Following the joint review of insurance contract law, commenced in 2006, by the Law Commission and the Scottish Law Commission, the Government has introduced the Insurance Bill for consideration under the special Parliamentary procedure for uncontroversial Law Commission Bills.  As a result, some areas considered by the Law Commissions as ripe for reform but that are considered to be contentious have been dropped from the Insurance Bill for consideration at a future point.  These include: damages for late payment of claims, description of loss warranties and insurable interest.  Nonetheless, it is widely anticipated that the Insurance Bill will result in fundamental, potentially seismic, changes to established insurance law.

The Insurance Bill now covers:

  • •  Changes to the duty of fair presentation for non-consumer
        insureds bringing the law into line with that applying to 
        consumer insurance following the introduction of the Consumer Insurance (Disclosure and Representations) Act 2012
  • Warranties 
  • Fraudulent claims
  • Amendments to the Third Parties (Rights against Insurers)   
    Act 2010

Changes to the duty of fair presentation for non-consumer insureds

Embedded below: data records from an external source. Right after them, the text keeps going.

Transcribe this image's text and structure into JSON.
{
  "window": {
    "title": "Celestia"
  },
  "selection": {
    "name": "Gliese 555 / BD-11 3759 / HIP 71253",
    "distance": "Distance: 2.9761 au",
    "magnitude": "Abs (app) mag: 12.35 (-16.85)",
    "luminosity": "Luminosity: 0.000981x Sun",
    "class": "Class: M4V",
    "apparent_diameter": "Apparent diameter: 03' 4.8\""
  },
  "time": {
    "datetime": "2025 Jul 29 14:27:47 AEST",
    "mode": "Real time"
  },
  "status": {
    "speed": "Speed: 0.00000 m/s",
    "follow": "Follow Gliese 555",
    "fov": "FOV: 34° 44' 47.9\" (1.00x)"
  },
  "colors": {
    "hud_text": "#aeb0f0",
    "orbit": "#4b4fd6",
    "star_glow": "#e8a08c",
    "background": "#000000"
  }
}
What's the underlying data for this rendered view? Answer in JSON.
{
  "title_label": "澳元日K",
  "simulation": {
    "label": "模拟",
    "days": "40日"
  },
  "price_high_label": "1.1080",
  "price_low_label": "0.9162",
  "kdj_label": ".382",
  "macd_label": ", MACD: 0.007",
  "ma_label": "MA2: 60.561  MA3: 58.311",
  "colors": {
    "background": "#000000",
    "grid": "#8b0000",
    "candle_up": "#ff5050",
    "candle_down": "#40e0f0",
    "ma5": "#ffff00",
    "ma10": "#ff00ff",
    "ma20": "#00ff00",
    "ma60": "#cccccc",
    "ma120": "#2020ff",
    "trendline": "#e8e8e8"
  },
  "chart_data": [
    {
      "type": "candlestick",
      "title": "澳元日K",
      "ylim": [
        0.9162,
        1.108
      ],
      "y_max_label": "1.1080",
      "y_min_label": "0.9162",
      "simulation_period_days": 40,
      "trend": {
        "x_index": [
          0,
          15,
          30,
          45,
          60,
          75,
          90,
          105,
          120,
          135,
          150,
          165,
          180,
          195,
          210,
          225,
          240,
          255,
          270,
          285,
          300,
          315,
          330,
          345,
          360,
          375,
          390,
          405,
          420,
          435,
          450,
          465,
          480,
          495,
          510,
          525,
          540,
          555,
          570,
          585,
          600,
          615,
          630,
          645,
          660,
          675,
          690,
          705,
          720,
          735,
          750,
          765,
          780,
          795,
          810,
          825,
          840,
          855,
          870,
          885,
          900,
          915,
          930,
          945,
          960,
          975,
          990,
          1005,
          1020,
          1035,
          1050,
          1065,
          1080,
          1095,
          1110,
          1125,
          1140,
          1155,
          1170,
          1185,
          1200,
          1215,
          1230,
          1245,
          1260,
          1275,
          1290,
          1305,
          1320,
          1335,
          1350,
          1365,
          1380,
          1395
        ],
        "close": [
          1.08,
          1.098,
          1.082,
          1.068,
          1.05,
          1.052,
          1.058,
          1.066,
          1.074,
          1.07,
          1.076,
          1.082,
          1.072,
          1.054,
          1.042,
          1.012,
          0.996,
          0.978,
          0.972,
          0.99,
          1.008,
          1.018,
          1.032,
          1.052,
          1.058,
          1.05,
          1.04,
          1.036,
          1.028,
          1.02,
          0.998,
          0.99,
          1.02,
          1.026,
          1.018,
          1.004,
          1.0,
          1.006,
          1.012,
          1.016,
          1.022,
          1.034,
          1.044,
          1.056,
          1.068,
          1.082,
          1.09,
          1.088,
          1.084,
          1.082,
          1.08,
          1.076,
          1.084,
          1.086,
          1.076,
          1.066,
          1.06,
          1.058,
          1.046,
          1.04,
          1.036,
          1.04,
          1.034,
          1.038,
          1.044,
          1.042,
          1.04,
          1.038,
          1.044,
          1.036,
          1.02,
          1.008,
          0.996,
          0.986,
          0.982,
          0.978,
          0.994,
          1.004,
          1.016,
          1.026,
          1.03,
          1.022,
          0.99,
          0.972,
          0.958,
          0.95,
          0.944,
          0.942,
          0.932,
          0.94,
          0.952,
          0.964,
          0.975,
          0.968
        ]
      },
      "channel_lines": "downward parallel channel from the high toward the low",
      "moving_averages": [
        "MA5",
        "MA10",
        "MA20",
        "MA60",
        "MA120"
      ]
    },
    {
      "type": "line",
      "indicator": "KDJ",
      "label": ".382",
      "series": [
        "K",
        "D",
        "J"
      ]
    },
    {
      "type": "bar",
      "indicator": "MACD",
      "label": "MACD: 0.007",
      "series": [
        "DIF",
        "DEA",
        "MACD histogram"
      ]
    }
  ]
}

The Insurance Bill replaces the insured’s duty to disclose to the insurer “every material circumstance” that it knows or ought to know “in the ordinary course of business” with a duty to “make to the insurer a fair presentation of the risk”.  The duty to make a fair presentation will be satisfied if the insured discloses every material circumstance that it knows or ought to know either to enable the prudent underwriter to price and write a risk or to be sufficient to cause the prudent underwriter to ask further questions.  Where the insured is not an individual, what is known or ought to be known to an insured will be material circumstances within the insured’s own knowledge or known to senior management or those responsible for taking out the insurance.

If the insured breaches this duty, the insurer will be able to avoid the policy and retain the premium where the non-disclosure was deliberate or reckless.  In all other cases, it will depend on what the insurer would have done had a fair presentation been made.  Avoidance will still be available where the insurer can show that it would not have contracted on any terms.

Warranties

While the concept of warranties will be retained, the “sting” will be removed by two modifications:

  1. 1. “Basis of contract” clauses whereby pre-contractual information is converted into a warranty will be abolished; 
    and
  2. Breach of warranty will suspend, rather than discharge, the insurer’s liability such that  the insurer will be liable for any valid claims that arise after the breach of warranty has been remedied.

Fraudulent claims

The Insurance Bill introduces a default statutory regime for fraudulent claims.  The Commissions made it very clear that they do not intend to define fraud or to introduce specific remedies; rather, the focus is on whether the insurer is liable.  The insurer will remain liable for claims arising before the fraudulent act but, if the insurer elects to treat the contract as terminated, it would have no liability for future claims and would not have to return the premium.

Where fraud is committed by persons entitled to make claims under group insurance policies, the Commissions propose that such policies be treated as if the insurer and the fraudulent member had entered into a separate insurance contract.

Contracting out

The non-consumer law reforms will be a “default regime” and parties will generally be able to contract out of and substitute their own agreed terms.  Conversely, all terms of the Insurance Bill in so far as they relate to consumers are mandatory and it will not be possible to contract out of the prohibition on “basis of contract” clauses whether the insurance is consumer or non-consumer.

Third Parties (Rights against Insurers) Act 2010

The Insurance Bill also amends the Third Parties (Rights against Insurers) Act 2010, which had not yet been brought into force.  The 2010 Act was intended to simplify existing procedures under which victims can claim directly against insurers where the insured had become insolvent or otherwise ceased to exist.  The 2010 Act had not been brought into force because it failed to cover the full range of insolvent or defunct wrongdoers, which will be amended by the Insurance Bill.

Conclusions

If brought into force, as widely anticipated, the Insurance Bill will result in wide spread changes to the insurance market across England and Wales, Scotland and Northern Ireland.  Insurers will need to evaluate their internal policies and current practice as well as review their proposal forms and policy documents to ensure that they reflect the new duty of fair presentation of the risk.

While the Insurance Bill allows the parties to opt-out of its provisions in non-consumer insurance (save that the parties cannot elect to opt out of the abolition of basis of contract clauses) this itself could lead to much debate – as custodian of the wordings, what will the broker’s position be on opt out or not?

The above said, it will be some time before the Insurance Bill comes into force despite the use of the Law Commission’s special procedure for non-contentious Bills.  The Act states that it will substantively come into force 18 months after receiving Royal Assent, which will be before Parliament is dissolved in advance of the next General Election (likely to be March next year).